### Directions for this task
Please retype all of the data below, word for word.

### Dataset records
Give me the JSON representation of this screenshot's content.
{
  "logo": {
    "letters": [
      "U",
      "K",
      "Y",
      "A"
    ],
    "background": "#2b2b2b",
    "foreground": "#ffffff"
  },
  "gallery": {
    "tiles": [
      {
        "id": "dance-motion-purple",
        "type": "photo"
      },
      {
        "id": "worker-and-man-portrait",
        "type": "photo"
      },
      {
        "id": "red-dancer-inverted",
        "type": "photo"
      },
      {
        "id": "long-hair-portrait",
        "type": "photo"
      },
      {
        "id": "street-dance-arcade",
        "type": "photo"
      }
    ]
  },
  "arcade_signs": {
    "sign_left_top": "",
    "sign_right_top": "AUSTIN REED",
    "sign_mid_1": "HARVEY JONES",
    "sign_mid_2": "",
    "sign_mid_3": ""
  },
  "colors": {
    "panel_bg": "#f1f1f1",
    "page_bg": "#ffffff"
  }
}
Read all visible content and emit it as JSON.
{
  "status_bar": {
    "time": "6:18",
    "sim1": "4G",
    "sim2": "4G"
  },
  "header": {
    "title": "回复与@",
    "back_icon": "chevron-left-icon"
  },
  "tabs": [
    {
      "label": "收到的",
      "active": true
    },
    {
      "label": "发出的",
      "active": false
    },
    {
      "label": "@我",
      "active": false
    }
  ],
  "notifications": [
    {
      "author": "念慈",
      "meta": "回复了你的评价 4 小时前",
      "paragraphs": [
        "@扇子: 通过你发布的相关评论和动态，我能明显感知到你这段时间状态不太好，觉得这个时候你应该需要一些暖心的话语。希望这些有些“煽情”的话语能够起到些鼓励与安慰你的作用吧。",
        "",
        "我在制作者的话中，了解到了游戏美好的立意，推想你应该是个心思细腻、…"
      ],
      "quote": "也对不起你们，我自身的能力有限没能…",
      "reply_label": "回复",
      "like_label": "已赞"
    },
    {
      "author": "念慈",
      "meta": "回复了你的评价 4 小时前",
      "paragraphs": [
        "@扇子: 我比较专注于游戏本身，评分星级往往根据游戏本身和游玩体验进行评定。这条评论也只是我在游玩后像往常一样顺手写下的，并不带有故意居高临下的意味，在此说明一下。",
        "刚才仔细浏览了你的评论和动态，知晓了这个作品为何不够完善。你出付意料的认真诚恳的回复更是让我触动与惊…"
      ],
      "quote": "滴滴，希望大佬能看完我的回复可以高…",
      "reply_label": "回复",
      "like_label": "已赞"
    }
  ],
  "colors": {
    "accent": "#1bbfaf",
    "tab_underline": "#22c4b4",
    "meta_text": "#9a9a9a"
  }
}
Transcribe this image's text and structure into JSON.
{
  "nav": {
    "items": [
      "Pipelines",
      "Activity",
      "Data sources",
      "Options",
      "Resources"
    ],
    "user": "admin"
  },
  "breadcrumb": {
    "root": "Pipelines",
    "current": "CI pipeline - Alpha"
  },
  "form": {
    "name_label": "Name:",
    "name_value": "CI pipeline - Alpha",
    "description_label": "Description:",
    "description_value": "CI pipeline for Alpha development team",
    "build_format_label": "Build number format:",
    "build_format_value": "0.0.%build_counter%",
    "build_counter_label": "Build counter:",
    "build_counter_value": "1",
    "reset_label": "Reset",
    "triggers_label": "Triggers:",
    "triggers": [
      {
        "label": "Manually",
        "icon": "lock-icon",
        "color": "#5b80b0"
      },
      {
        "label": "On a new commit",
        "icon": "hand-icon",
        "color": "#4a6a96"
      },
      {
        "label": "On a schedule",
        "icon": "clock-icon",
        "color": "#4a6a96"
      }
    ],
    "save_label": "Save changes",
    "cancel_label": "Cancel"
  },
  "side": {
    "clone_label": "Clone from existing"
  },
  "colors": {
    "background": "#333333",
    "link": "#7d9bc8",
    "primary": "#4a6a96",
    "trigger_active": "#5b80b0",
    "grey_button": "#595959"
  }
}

### Response for this exercise
Give me the JSON representation of this screenshot's content.
{
  "logo": {
    "letters": [
      "U",
      "K",
      "Y",
      "A"
    ],
    "background": "#2b2b2b",
    "foreground": "#ffffff"
  },
  "gallery": {
    "tiles": [
      {
        "id": "dance-motion-purple",
        "type": "photo"
      },
      {
        "id": "worker-and-man-portrait",
        "type": "photo"
      },
      {
        "id": "red-dancer-inverted",
        "type": "photo"
      },
      {
        "id": "long-hair-portrait",
        "type": "photo"
      },
      {
        "id": "street-dance-arcade",
        "type": "photo"
      }
    ]
  },
  "arcade_signs": {
    "sign_left_top": "",
    "sign_right_top": "AUSTIN REED",
    "sign_mid_1": "HARVEY JONES",
    "sign_mid_2": "",
    "sign_mid_3": ""
  },
  "colors": {
    "panel_bg": "#f1f1f1",
    "page_bg": "#ffffff"
  }
}
Read all visible content and emit it as JSON.
{
  "status_bar": {
    "time": "6:18",
    "sim1": "4G",
    "sim2": "4G"
  },
  "header": {
    "title": "回复与@",
    "back_icon": "chevron-left-icon"
  },
  "tabs": [
    {
      "label": "收到的",
      "active": true
    },
    {
      "label": "发出的",
      "active": false
    },
    {
      "label": "@我",
      "active": false
    }
  ],
  "notifications": [
    {
      "author": "念慈",
      "meta": "回复了你的评价 4 小时前",
      "paragraphs": [
        "@扇子: 通过你发布的相关评论和动态，我能明显感知到你这段时间状态不太好，觉得这个时候你应该需要一些暖心的话语。希望这些有些“煽情”的话语能够起到些鼓励与安慰你的作用吧。",
        "",
        "我在制作者的话中，了解到了游戏美好的立意，推想你应该是个心思细腻、…"
      ],
      "quote": "也对不起你们，我自身的能力有限没能…",
      "reply_label": "回复",
      "like_label": "已赞"
    },
    {
      "author": "念慈",
      "meta": "回复了你的评价 4 小时前",
      "paragraphs": [
        "@扇子: 我比较专注于游戏本身，评分星级往往根据游戏本身和游玩体验进行评定。这条评论也只是我在游玩后像往常一样顺手写下的，并不带有故意居高临下的意味，在此说明一下。",
        "刚才仔细浏览了你的评论和动态，知晓了这个作品为何不够完善。你出付意料的认真诚恳的回复更是让我触动与惊…"
      ],
      "quote": "滴滴，希望大佬能看完我的回复可以高…",
      "reply_label": "回复",
      "like_label": "已赞"
    }
  ],
  "colors": {
    "accent": "#1bbfaf",
    "tab_underline": "#22c4b4",
    "meta_text": "#9a9a9a"
  }
}
Transcribe this image's text and structure into JSON.
{
  "nav": {
    "items": [
      "Pipelines",
      "Activity",
      "Data sources",
      "Options",
      "Resources"
    ],
    "user": "admin"
  },
  "breadcrumb": {
    "root": "Pipelines",
    "current": "CI pipeline - Alpha"
  },
  "form": {
    "name_label": "Name:",
    "name_value": "CI pipeline - Alpha",
    "description_label": "Description:",
    "description_value": "CI pipeline for Alpha development team",
    "build_format_label": "Build number format:",
    "build_format_value": "0.0.%build_counter%",
    "build_counter_label": "Build counter:",
    "build_counter_value": "1",
    "reset_label": "Reset",
    "triggers_label": "Triggers:",
    "triggers": [
      {
        "label": "Manually",
        "icon": "lock-icon",
        "color": "#5b80b0"
      },
      {
        "label": "On a new commit",
        "icon": "hand-icon",
        "color": "#4a6a96"
      },
      {
        "label": "On a schedule",
        "icon": "clock-icon",
        "color": "#4a6a96"
      }
    ],
    "save_label": "Save changes",
    "cancel_label": "Cancel"
  },
  "side": {
    "clone_label": "Clone from existing"
  },
  "colors": {
    "background": "#333333",
    "link": "#7d9bc8",
    "primary": "#4a6a96",
    "trigger_active": "#5b80b0",
    "grey_button": "#595959"
  }
}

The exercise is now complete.